**Work item:**
Nothing in the entries may be altered; copy them all exactly.

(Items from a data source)
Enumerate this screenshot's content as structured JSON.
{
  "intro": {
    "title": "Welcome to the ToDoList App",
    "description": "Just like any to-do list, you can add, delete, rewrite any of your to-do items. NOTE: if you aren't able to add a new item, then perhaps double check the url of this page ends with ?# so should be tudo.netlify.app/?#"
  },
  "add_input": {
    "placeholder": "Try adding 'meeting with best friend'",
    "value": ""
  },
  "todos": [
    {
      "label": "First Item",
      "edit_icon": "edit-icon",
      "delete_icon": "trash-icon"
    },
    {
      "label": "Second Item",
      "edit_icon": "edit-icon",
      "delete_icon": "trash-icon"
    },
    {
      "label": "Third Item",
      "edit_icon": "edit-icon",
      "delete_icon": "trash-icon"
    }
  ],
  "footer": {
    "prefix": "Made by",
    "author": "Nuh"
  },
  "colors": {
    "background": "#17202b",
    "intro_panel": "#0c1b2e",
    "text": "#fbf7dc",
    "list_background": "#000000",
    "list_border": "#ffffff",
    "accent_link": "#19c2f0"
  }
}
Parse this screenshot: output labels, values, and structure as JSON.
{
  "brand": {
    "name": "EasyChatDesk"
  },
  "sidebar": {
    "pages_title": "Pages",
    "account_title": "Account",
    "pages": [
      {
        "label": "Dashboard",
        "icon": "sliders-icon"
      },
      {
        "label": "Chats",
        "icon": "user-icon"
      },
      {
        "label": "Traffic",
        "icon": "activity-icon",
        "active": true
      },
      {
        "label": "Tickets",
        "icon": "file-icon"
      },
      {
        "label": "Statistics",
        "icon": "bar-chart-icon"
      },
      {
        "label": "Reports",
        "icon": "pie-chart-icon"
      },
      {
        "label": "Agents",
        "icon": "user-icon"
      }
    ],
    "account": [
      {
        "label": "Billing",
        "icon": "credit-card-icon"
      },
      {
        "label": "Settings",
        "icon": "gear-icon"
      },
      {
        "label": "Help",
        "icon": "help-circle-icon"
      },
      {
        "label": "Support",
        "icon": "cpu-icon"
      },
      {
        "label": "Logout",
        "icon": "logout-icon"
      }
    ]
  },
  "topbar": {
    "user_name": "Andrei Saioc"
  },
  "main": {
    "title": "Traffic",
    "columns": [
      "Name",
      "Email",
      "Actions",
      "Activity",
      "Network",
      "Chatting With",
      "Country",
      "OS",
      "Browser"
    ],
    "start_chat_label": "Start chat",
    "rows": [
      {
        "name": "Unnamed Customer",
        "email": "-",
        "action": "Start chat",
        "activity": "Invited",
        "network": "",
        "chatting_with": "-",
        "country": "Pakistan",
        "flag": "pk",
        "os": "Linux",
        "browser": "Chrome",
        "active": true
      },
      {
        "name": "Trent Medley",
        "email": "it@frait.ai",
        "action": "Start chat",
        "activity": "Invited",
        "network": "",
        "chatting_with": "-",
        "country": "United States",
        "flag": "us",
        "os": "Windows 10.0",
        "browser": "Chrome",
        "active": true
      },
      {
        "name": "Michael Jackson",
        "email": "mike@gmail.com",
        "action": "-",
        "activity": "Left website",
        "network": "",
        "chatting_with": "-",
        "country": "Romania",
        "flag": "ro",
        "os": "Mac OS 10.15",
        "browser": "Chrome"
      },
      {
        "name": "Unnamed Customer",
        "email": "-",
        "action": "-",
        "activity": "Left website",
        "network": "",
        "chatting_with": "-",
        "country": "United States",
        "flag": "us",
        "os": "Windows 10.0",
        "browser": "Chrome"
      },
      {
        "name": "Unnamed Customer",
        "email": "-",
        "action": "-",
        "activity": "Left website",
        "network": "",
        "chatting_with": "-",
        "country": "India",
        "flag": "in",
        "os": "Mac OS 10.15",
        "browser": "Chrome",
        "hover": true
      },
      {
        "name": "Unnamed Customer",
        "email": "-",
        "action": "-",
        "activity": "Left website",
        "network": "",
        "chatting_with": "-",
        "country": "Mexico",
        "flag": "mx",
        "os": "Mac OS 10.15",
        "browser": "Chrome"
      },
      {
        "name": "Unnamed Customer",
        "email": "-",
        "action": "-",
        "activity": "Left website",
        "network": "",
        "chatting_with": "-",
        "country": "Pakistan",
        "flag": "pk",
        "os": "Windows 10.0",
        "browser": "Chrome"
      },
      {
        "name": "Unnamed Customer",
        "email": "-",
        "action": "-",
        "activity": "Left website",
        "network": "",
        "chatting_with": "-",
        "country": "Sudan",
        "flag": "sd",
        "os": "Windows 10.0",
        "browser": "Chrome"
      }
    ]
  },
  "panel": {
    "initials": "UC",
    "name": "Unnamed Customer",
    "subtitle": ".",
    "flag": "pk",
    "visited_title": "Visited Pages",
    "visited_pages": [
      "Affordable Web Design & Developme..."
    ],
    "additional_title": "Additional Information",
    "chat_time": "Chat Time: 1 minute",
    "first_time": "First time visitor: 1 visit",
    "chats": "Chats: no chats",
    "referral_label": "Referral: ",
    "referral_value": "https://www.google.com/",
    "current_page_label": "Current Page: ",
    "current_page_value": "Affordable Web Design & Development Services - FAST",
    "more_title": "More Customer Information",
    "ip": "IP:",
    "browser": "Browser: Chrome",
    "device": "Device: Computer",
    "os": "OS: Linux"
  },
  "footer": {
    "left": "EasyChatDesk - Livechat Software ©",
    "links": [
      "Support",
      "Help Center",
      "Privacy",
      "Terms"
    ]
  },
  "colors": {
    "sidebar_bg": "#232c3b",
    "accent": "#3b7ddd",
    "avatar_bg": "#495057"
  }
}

**Exercise solution:**
Enumerate this screenshot's content as structured JSON.
{
  "intro": {
    "title": "Welcome to the ToDoList App",
    "description": "Just like any to-do list, you can add, delete, rewrite any of your to-do items. NOTE: if you aren't able to add a new item, then perhaps double check the url of this page ends with ?# so should be tudo.netlify.app/?#"
  },
  "add_input": {
    "placeholder": "Try adding 'meeting with best friend'",
    "value": ""
  },
  "todos": [
    {
      "label": "First Item",
      "edit_icon": "edit-icon",
      "delete_icon": "trash-icon"
    },
    {
      "label": "Second Item",
      "edit_icon": "edit-icon",
      "delete_icon": "trash-icon"
    },
    {
      "label": "Third Item",
      "edit_icon": "edit-icon",
      "delete_icon": "trash-icon"
    }
  ],
  "footer": {
    "prefix": "Made by",
    "author": "Nuh"
  },
  "colors": {
    "background": "#17202b",
    "intro_panel": "#0c1b2e",
    "text": "#fbf7dc",
    "list_background": "#000000",
    "list_border": "#ffffff",
    "accent_link": "#19c2f0"
  }
}
Parse this screenshot: output labels, values, and structure as JSON.
{
  "brand": {
    "name": "EasyChatDesk"
  },
  "sidebar": {
    "pages_title": "Pages",
    "account_title": "Account",
    "pages": [
      {
        "label": "Dashboard",
        "icon": "sliders-icon"
      },
      {
        "label": "Chats",
        "icon": "user-icon"
      },
      {
        "label": "Traffic",
        "icon": "activity-icon",
        "active": true
      },
      {
        "label": "Tickets",
        "icon": "file-icon"
      },
      {
        "label": "Statistics",
        "icon": "bar-chart-icon"
      },
      {
        "label": "Reports",
        "icon": "pie-chart-icon"
      },
      {
        "label": "Agents",
        "icon": "user-icon"
      }
    ],
    "account": [
      {
        "label": "Billing",
        "icon": "credit-card-icon"
      },
      {
        "label": "Settings",
        "icon": "gear-icon"
      },
      {
        "label": "Help",
        "icon": "help-circle-icon"
      },
      {
        "label": "Support",
        "icon": "cpu-icon"
      },
      {
        "label": "Logout",
        "icon": "logout-icon"
      }
    ]
  },
  "topbar": {
    "user_name": "Andrei Saioc"
  },
  "main": {
    "title": "Traffic",
    "columns": [
      "Name",
      "Email",
      "Actions",
      "Activity",
      "Network",
      "Chatting With",
      "Country",
      "OS",
      "Browser"
    ],
    "start_chat_label": "Start chat",
    "rows": [
      {
        "name": "Unnamed Customer",
        "email": "-",
        "action": "Start chat",
        "activity": "Invited",
        "network": "",
        "chatting_with": "-",
        "country": "Pakistan",
        "flag": "pk",
        "os": "Linux",
        "browser": "Chrome",
        "active": true
      },
      {
        "name": "Trent Medley",
        "email": "it@frait.ai",
        "action": "Start chat",
        "activity": "Invited",
        "network": "",
        "chatting_with": "-",
        "country": "United States",
        "flag": "us",
        "os": "Windows 10.0",
        "browser": "Chrome",
        "active": true
      },
      {
        "name": "Michael Jackson",
        "email": "mike@gmail.com",
        "action": "-",
        "activity": "Left website",
        "network": "",
        "chatting_with": "-",
        "country": "Romania",
        "flag": "ro",
        "os": "Mac OS 10.15",
        "browser": "Chrome"
      },
      {
        "name": "Unnamed Customer",
        "email": "-",
        "action": "-",
        "activity": "Left website",
        "network": "",
        "chatting_with": "-",
        "country": "United States",
        "flag": "us",
        "os": "Windows 10.0",
        "browser": "Chrome"
      },
      {
        "name": "Unnamed Customer",
        "email": "-",
        "action": "-",
        "activity": "Left website",
        "network": "",
        "chatting_with": "-",
        "country": "India",
        "flag": "in",
        "os": "Mac OS 10.15",
        "browser": "Chrome",
        "hover": true
      },
      {
        "name": "Unnamed Customer",
        "email": "-",
        "action": "-",
        "activity": "Left website",
        "network": "",
        "chatting_with": "-",
        "country": "Mexico",
        "flag": "mx",
        "os": "Mac OS 10.15",
        "browser": "Chrome"
      },
      {
        "name": "Unnamed Customer",
        "email": "-",
        "action": "-",
        "activity": "Left website",
        "network": "",
        "chatting_with": "-",
        "country": "Pakistan",
        "flag": "pk",
        "os": "Windows 10.0",
        "browser": "Chrome"
      },
      {
        "name": "Unnamed Customer",
        "email": "-",
        "action": "-",
        "activity": "Left website",
        "network": "",
        "chatting_with": "-",
        "country": "Sudan",
        "flag": "sd",
        "os": "Windows 10.0",
        "browser": "Chrome"
      }
    ]
  },
  "panel": {
    "initials": "UC",
    "name": "Unnamed Customer",
    "subtitle": ".",
    "flag": "pk",
    "visited_title": "Visited Pages",
    "visited_pages": [
      "Affordable Web Design & Developme..."
    ],
    "additional_title": "Additional Information",
    "chat_time": "Chat Time: 1 minute",
    "first_time": "First time visitor: 1 visit",
    "chats": "Chats: no chats",
    "referral_label": "Referral: ",
    "referral_value": "https://www.google.com/",
    "current_page_label": "Current Page: ",
    "current_page_value": "Affordable Web Design & Development Services - FAST",
    "more_title": "More Customer Information",
    "ip": "IP:",
    "browser": "Browser: Chrome",
    "device": "Device: Computer",
    "os": "OS: Linux"
  },
  "footer": {
    "left": "EasyChatDesk - Livechat Software ©",
    "links": [
      "Support",
      "Help Center",
      "Privacy",
      "Terms"
    ]
  },
  "colors": {
    "sidebar_bg": "#232c3b",
    "accent": "#3b7ddd",
    "avatar_bg": "#495057"
  }
}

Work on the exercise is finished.